** Information follows **
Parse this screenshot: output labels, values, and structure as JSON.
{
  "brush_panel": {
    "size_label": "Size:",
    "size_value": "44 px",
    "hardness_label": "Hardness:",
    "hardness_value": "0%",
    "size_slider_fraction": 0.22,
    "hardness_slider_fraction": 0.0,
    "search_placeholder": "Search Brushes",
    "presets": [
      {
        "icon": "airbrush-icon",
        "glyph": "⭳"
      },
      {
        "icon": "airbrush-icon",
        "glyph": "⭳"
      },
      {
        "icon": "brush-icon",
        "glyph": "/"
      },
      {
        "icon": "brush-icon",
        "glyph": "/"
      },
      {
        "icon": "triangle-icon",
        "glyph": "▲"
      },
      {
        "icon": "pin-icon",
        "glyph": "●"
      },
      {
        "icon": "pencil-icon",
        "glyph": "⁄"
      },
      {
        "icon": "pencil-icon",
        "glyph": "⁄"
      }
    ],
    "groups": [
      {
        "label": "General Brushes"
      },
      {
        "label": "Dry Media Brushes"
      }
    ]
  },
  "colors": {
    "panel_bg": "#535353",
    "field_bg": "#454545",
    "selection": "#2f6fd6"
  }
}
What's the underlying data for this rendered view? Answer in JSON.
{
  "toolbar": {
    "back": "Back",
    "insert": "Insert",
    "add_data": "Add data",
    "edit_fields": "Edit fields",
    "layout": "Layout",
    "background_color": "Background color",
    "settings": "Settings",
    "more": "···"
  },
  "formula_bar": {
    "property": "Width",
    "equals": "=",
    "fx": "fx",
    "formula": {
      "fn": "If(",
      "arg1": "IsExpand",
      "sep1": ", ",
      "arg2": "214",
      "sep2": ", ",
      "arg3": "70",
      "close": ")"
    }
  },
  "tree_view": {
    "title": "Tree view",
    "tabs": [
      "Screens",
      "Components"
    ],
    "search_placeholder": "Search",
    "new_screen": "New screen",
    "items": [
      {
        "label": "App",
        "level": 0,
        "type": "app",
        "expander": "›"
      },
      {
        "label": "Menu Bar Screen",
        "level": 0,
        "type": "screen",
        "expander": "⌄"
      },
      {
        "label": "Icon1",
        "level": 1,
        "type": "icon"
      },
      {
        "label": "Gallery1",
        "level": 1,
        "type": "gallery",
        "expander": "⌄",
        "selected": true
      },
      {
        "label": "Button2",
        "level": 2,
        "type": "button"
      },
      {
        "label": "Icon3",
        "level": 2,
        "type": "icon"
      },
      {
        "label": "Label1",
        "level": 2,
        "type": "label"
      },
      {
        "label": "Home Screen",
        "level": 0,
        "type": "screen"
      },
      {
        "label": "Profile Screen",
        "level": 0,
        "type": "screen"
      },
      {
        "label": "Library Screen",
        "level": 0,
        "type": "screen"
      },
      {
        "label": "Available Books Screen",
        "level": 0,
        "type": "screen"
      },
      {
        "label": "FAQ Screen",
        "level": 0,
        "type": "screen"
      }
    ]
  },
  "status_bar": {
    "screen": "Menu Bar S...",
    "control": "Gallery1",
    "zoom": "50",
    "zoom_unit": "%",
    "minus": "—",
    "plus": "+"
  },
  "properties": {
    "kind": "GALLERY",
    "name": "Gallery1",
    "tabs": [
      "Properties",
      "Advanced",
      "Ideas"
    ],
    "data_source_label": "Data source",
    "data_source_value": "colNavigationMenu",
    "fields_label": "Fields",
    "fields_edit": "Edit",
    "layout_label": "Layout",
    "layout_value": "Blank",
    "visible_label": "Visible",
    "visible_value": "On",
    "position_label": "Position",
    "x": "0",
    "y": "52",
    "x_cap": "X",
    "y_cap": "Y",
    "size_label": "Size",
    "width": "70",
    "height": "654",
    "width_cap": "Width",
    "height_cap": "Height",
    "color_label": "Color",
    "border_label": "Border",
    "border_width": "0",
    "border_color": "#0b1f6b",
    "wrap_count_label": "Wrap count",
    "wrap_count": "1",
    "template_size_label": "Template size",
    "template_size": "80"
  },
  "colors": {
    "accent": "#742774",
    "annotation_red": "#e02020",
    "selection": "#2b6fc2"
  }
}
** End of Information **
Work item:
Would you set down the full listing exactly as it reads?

Finished task:
Parse this screenshot: output labels, values, and structure as JSON.
{
  "brush_panel": {
    "size_label": "Size:",
    "size_value": "44 px",
    "hardness_label": "Hardness:",
    "hardness_value": "0%",
    "size_slider_fraction": 0.22,
    "hardness_slider_fraction": 0.0,
    "search_placeholder": "Search Brushes",
    "presets": [
      {
        "icon": "airbrush-icon",
        "glyph": "⭳"
      },
      {
        "icon": "airbrush-icon",
        "glyph": "⭳"
      },
      {
        "icon": "brush-icon",
        "glyph": "/"
      },
      {
        "icon": "brush-icon",
        "glyph": "/"
      },
      {
        "icon": "triangle-icon",
        "glyph": "▲"
      },
      {
        "icon": "pin-icon",
        "glyph": "●"
      },
      {
        "icon": "pencil-icon",
        "glyph": "⁄"
      },
      {
        "icon": "pencil-icon",
        "glyph": "⁄"
      }
    ],
    "groups": [
      {
        "label": "General Brushes"
      },
      {
        "label": "Dry Media Brushes"
      }
    ]
  },
  "colors": {
    "panel_bg": "#535353",
    "field_bg": "#454545",
    "selection": "#2f6fd6"
  }
}
What's the underlying data for this rendered view? Answer in JSON.
{
  "toolbar": {
    "back": "Back",
    "insert": "Insert",
    "add_data": "Add data",
    "edit_fields": "Edit fields",
    "layout": "Layout",
    "background_color": "Background color",
    "settings": "Settings",
    "more": "···"
  },
  "formula_bar": {
    "property": "Width",
    "equals": "=",
    "fx": "fx",
    "formula": {
      "fn": "If(",
      "arg1": "IsExpand",
      "sep1": ", ",
      "arg2": "214",
      "sep2": ", ",
      "arg3": "70",
      "close": ")"
    }
  },
  "tree_view": {
    "title": "Tree view",
    "tabs": [
      "Screens",
      "Components"
    ],
    "search_placeholder": "Search",
    "new_screen": "New screen",
    "items": [
      {
        "label": "App",
        "level": 0,
        "type": "app",
        "expander": "›"
      },
      {
        "label": "Menu Bar Screen",
        "level": 0,
        "type": "screen",
        "expander": "⌄"
      },
      {
        "label": "Icon1",
        "level": 1,
        "type": "icon"
      },
      {
        "label": "Gallery1",
        "level": 1,
        "type": "gallery",
        "expander": "⌄",
        "selected": true
      },
      {
        "label": "Button2",
        "level": 2,
        "type": "button"
      },
      {
        "label": "Icon3",
        "level": 2,
        "type": "icon"
      },
      {
        "label": "Label1",
        "level": 2,
        "type": "label"
      },
      {
        "label": "Home Screen",
        "level": 0,
        "type": "screen"
      },
      {
        "label": "Profile Screen",
        "level": 0,
        "type": "screen"
      },
      {
        "label": "Library Screen",
        "level": 0,
        "type": "screen"
      },
      {
        "label": "Available Books Screen",
        "level": 0,
        "type": "screen"
      },
      {
        "label": "FAQ Screen",
        "level": 0,
        "type": "screen"
      }
    ]
  },
  "status_bar": {
    "screen": "Menu Bar S...",
    "control": "Gallery1",
    "zoom": "50",
    "zoom_unit": "%",
    "minus": "—",
    "plus": "+"
  },
  "properties": {
    "kind": "GALLERY",
    "name": "Gallery1",
    "tabs": [
      "Properties",
      "Advanced",
      "Ideas"
    ],
    "data_source_label": "Data source",
    "data_source_value": "colNavigationMenu",
    "fields_label": "Fields",
    "fields_edit": "Edit",
    "layout_label": "Layout",
    "layout_value": "Blank",
    "visible_label": "Visible",
    "visible_value": "On",
    "position_label": "Position",
    "x": "0",
    "y": "52",
    "x_cap": "X",
    "y_cap": "Y",
    "size_label": "Size",
    "width": "70",
    "height": "654",
    "width_cap": "Width",
    "height_cap": "Height",
    "color_label": "Color",
    "border_label": "Border",
    "border_width": "0",
    "border_color": "#0b1f6b",
    "wrap_count_label": "Wrap count",
    "wrap_count": "1",
    "template_size_label": "Template size",
    "template_size": "80"
  },
  "colors": {
    "accent": "#742774",
    "annotation_red": "#e02020",
    "selection": "#2b6fc2"
  }
}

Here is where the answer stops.